Activity >> Only the pictures stay out; please return all the entries below exactly as written.

Information provided >>

= Beginning of Section =

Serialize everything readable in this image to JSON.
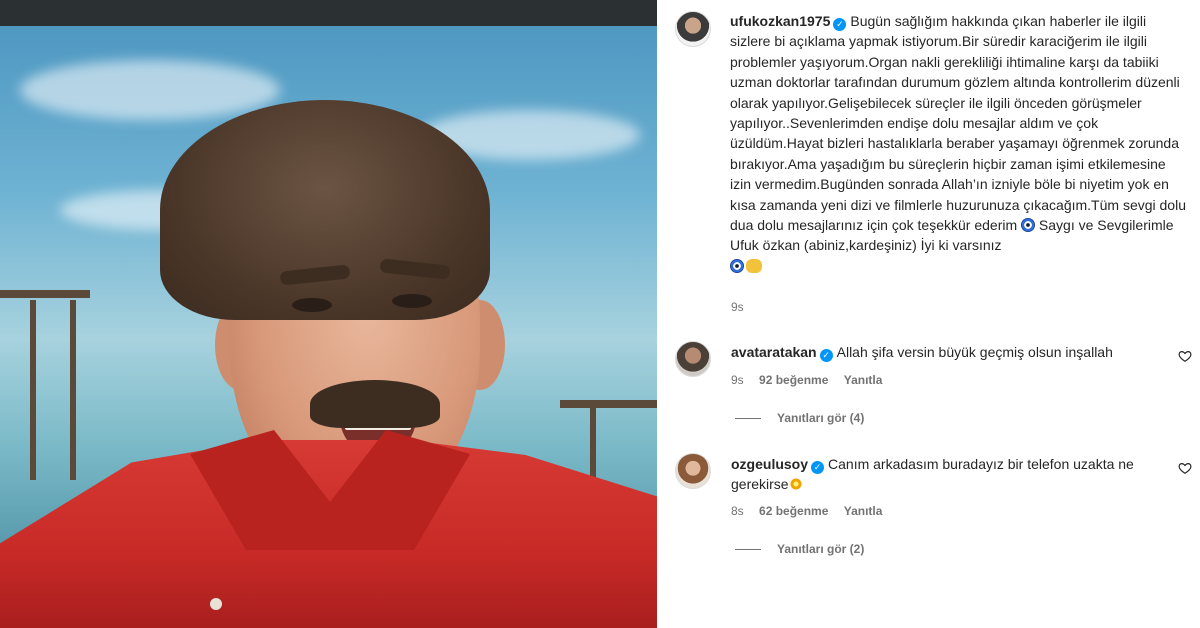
{
  "post": {
    "author": "ufukozkan1975",
    "caption": "Bugün sağlığım hakkında çıkan haberler ile ilgili sizlere bi açıklama yapmak istiyorum.Bir süredir karaciğerim ile ilgili problemler yaşıyorum.Organ nakli gerekliliği ihtimaline karşı da tabiiki uzman doktorlar tarafından durumum gözlem altında kontrollerim düzenli olarak yapılıyor.Gelişebilecek süreçler ile ilgili önceden görüşmeler yapılıyor..Sevenlerimden endişe dolu mesajlar aldım ve çok üzüldüm.Hayat bizleri hastalıklarla beraber yaşamayı öğrenmek zorunda bırakıyor.Ama yaşadığım bu süreçlerin hiçbir zaman işimi etkilemesine izin vermedim.Bugünden sonrada Allah’ın izniyle böle bi niyetim yok en kısa zamanda yeni dizi ve filmlerle huzurunuza çıkacağım.Tüm sevgi dolu dua dolu mesajlarınız için çok teşekkür ederim",
    "caption_end": "Saygı ve Sevgilerimle Ufuk özkan (abiniz,kardeşiniz) İyi ki varsınız",
    "time": "9s"
  },
  "comments": [
    {
      "username": "avataratakan",
      "text": "Allah şifa versin büyük geçmiş olsun inşallah",
      "time": "9s",
      "likes": "92 beğenme",
      "reply_label": "Yanıtla",
      "view_replies": "Yanıtları gör (4)"
    },
    {
      "username": "ozgeulusoy",
      "text": "Canım arkadasım buradayız bir telefon uzakta ne gerekirse",
      "time": "8s",
      "likes": "62 beğenme",
      "reply_label": "Yanıtla",
      "view_replies": "Yanıtları gör (2)"
    }
  ],
  "icons": {
    "verified": "verified-badge-icon",
    "evil_eye": "nazar-evil-eye-emoji",
    "hands": "heart-hands-emoji",
    "boom": "sparkle-emoji",
    "like": "heart-outline-icon"
  },
  "colors": {
    "verified": "#0095f6",
    "text": "#262626",
    "secondary": "#737373",
    "shirt": "#c82a27"
  }
}
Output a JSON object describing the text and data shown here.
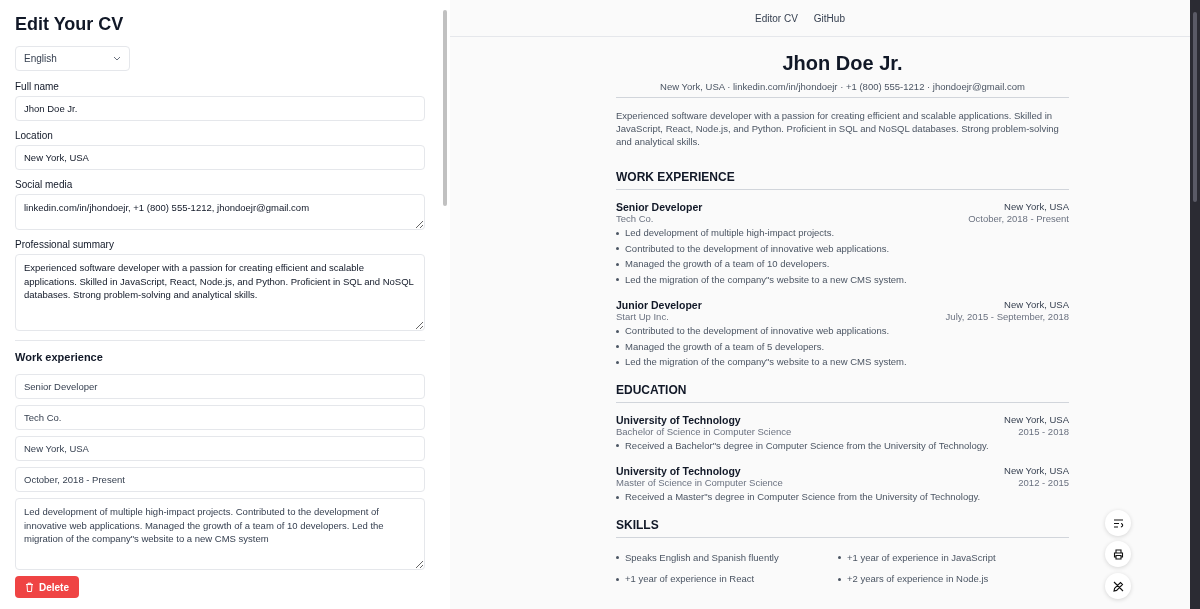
{
  "editor": {
    "title": "Edit Your CV",
    "language": "English",
    "fields": [
      {
        "label": "Full name",
        "value": "Jhon Doe Jr.",
        "kind": "input"
      },
      {
        "label": "Location",
        "value": "New York, USA",
        "kind": "input"
      },
      {
        "label": "Social media",
        "value": "linkedin.com/in/jhondoejr, +1 (800) 555-1212, jhondoejr@gmail.com",
        "kind": "textarea"
      },
      {
        "label": "Professional summary",
        "value": "Experienced software developer with a passion for creating efficient and scalable applications. Skilled in JavaScript, React, Node.js, and Python. Proficient in SQL and NoSQL databases. Strong problem-solving and analytical skills.",
        "kind": "textarea"
      }
    ],
    "work_title": "Work experience",
    "work_fields": [
      {
        "value": "Senior Developer",
        "kind": "input"
      },
      {
        "value": "Tech Co.",
        "kind": "input"
      },
      {
        "value": "New York, USA",
        "kind": "input"
      },
      {
        "value": "October, 2018 - Present",
        "kind": "input"
      },
      {
        "value": "Led development of multiple high-impact projects. Contributed to the development of innovative web applications. Managed the growth of a team of 10 developers. Led the migration of the company\"s website to a new CMS system",
        "kind": "textarea"
      }
    ],
    "delete_button": "Delete"
  },
  "nav": [
    "Editor CV",
    "GitHub"
  ],
  "cv": {
    "name": "Jhon Doe Jr.",
    "contact": "New York, USA · linkedin.com/in/jhondoejr · +1 (800) 555-1212 · jhondoejr@gmail.com",
    "summary": "Experienced software developer with a passion for creating efficient and scalable applications. Skilled in JavaScript, React, Node.js, and Python. Proficient in SQL and NoSQL databases. Strong problem-solving and analytical skills.",
    "sections": [
      {
        "title": "WORK EXPERIENCE",
        "entries": [
          {
            "title": "Senior Developer",
            "subtitle": "Tech Co.",
            "location": "New York, USA",
            "dates": "October, 2018 - Present",
            "bullets": [
              "Led development of multiple high-impact projects.",
              "Contributed to the development of innovative web applications.",
              "Managed the growth of a team of 10 developers.",
              "Led the migration of the company\"s website to a new CMS system."
            ]
          },
          {
            "title": "Junior Developer",
            "subtitle": "Start Up Inc.",
            "location": "New York, USA",
            "dates": "July, 2015 - September, 2018",
            "bullets": [
              "Contributed to the development of innovative web applications.",
              "Managed the growth of a team of 5 developers.",
              "Led the migration of the company\"s website to a new CMS system."
            ]
          }
        ]
      },
      {
        "title": "EDUCATION",
        "entries": [
          {
            "title": "University of Technology",
            "subtitle": "Bachelor of Science in Computer Science",
            "location": "New York, USA",
            "dates": "2015 - 2018",
            "bullets": [
              "Received a Bachelor\"s degree in Computer Science from the University of Technology."
            ]
          },
          {
            "title": "University of Technology",
            "subtitle": "Master of Science in Computer Science",
            "location": "New York, USA",
            "dates": "2012 - 2015",
            "bullets": [
              "Received a Master\"s degree in Computer Science from the University of Technology."
            ]
          }
        ]
      }
    ],
    "skills_title": "SKILLS",
    "skills": [
      "Speaks English and Spanish fluently",
      "+1 year of experience in JavaScript",
      "+1 year of experience in React",
      "+2 years of experience in Node.js"
    ]
  }
}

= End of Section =

Answer space >>
Serialize everything readable in this image to JSON.
{
  "post": {
    "author": "ufukozkan1975",
    "caption": "Bugün sağlığım hakkında çıkan haberler ile ilgili sizlere bi açıklama yapmak istiyorum.Bir süredir karaciğerim ile ilgili problemler yaşıyorum.Organ nakli gerekliliği ihtimaline karşı da tabiiki uzman doktorlar tarafından durumum gözlem altında kontrollerim düzenli olarak yapılıyor.Gelişebilecek süreçler ile ilgili önceden görüşmeler yapılıyor..Sevenlerimden endişe dolu mesajlar aldım ve çok üzüldüm.Hayat bizleri hastalıklarla beraber yaşamayı öğrenmek zorunda bırakıyor.Ama yaşadığım bu süreçlerin hiçbir zaman işimi etkilemesine izin vermedim.Bugünden sonrada Allah’ın izniyle böle bi niyetim yok en kısa zamanda yeni dizi ve filmlerle huzurunuza çıkacağım.Tüm sevgi dolu dua dolu mesajlarınız için çok teşekkür ederim",
    "caption_end": "Saygı ve Sevgilerimle Ufuk özkan (abiniz,kardeşiniz) İyi ki varsınız",
    "time": "9s"
  },
  "comments": [
    {
      "username": "avataratakan",
      "text": "Allah şifa versin büyük geçmiş olsun inşallah",
      "time": "9s",
      "likes": "92 beğenme",
      "reply_label": "Yanıtla",
      "view_replies": "Yanıtları gör (4)"
    },
    {
      "username": "ozgeulusoy",
      "text": "Canım arkadasım buradayız bir telefon uzakta ne gerekirse",
      "time": "8s",
      "likes": "62 beğenme",
      "reply_label": "Yanıtla",
      "view_replies": "Yanıtları gör (2)"
    }
  ],
  "icons": {
    "verified": "verified-badge-icon",
    "evil_eye": "nazar-evil-eye-emoji",
    "hands": "heart-hands-emoji",
    "boom": "sparkle-emoji",
    "like": "heart-outline-icon"
  },
  "colors": {
    "verified": "#0095f6",
    "text": "#262626",
    "secondary": "#737373",
    "shirt": "#c82a27"
  }
}
Output a JSON object describing the text and data shown here.
{
  "editor": {
    "title": "Edit Your CV",
    "language": "English",
    "fields": [
      {
        "label": "Full name",
        "value": "Jhon Doe Jr.",
        "kind": "input"
      },
      {
        "label": "Location",
        "value": "New York, USA",
        "kind": "input"
      },
      {
        "label": "Social media",
        "value": "linkedin.com/in/jhondoejr, +1 (800) 555-1212, jhondoejr@gmail.com",
        "kind": "textarea"
      },
      {
        "label": "Professional summary",
        "value": "Experienced software developer with a passion for creating efficient and scalable applications. Skilled in JavaScript, React, Node.js, and Python. Proficient in SQL and NoSQL databases. Strong problem-solving and analytical skills.",
        "kind": "textarea"
      }
    ],
    "work_title": "Work experience",
    "work_fields": [
      {
        "value": "Senior Developer",
        "kind": "input"
      },
      {
        "value": "Tech Co.",
        "kind": "input"
      },
      {
        "value": "New York, USA",
        "kind": "input"
      },
      {
        "value": "October, 2018 - Present",
        "kind": "input"
      },
      {
        "value": "Led development of multiple high-impact projects. Contributed to the development of innovative web applications. Managed the growth of a team of 10 developers. Led the migration of the company\"s website to a new CMS system",
        "kind": "textarea"
      }
    ],
    "delete_button": "Delete"
  },
  "nav": [
    "Editor CV",
    "GitHub"
  ],
  "cv": {
    "name": "Jhon Doe Jr.",
    "contact": "New York, USA · linkedin.com/in/jhondoejr · +1 (800) 555-1212 · jhondoejr@gmail.com",
    "summary": "Experienced software developer with a passion for creating efficient and scalable applications. Skilled in JavaScript, React, Node.js, and Python. Proficient in SQL and NoSQL databases. Strong problem-solving and analytical skills.",
    "sections": [
      {
        "title": "WORK EXPERIENCE",
        "entries": [
          {
            "title": "Senior Developer",
            "subtitle": "Tech Co.",
            "location": "New York, USA",
            "dates": "October, 2018 - Present",
            "bullets": [
              "Led development of multiple high-impact projects.",
              "Contributed to the development of innovative web applications.",
              "Managed the growth of a team of 10 developers.",
              "Led the migration of the company\"s website to a new CMS system."
            ]
          },
          {
            "title": "Junior Developer",
            "subtitle": "Start Up Inc.",
            "location": "New York, USA",
            "dates": "July, 2015 - September, 2018",
            "bullets": [
              "Contributed to the development of innovative web applications.",
              "Managed the growth of a team of 5 developers.",
              "Led the migration of the company\"s website to a new CMS system."
            ]
          }
        ]
      },
      {
        "title": "EDUCATION",
        "entries": [
          {
            "title": "University of Technology",
            "subtitle": "Bachelor of Science in Computer Science",
            "location": "New York, USA",
            "dates": "2015 - 2018",
            "bullets": [
              "Received a Bachelor\"s degree in Computer Science from the University of Technology."
            ]
          },
          {
            "title": "University of Technology",
            "subtitle": "Master of Science in Computer Science",
            "location": "New York, USA",
            "dates": "2012 - 2015",
            "bullets": [
              "Received a Master\"s degree in Computer Science from the University of Technology."
            ]
          }
        ]
      }
    ],
    "skills_title": "SKILLS",
    "skills": [
      "Speaks English and Spanish fluently",
      "+1 year of experience in JavaScript",
      "+1 year of experience in React",
      "+2 years of experience in Node.js"
    ]
  }
}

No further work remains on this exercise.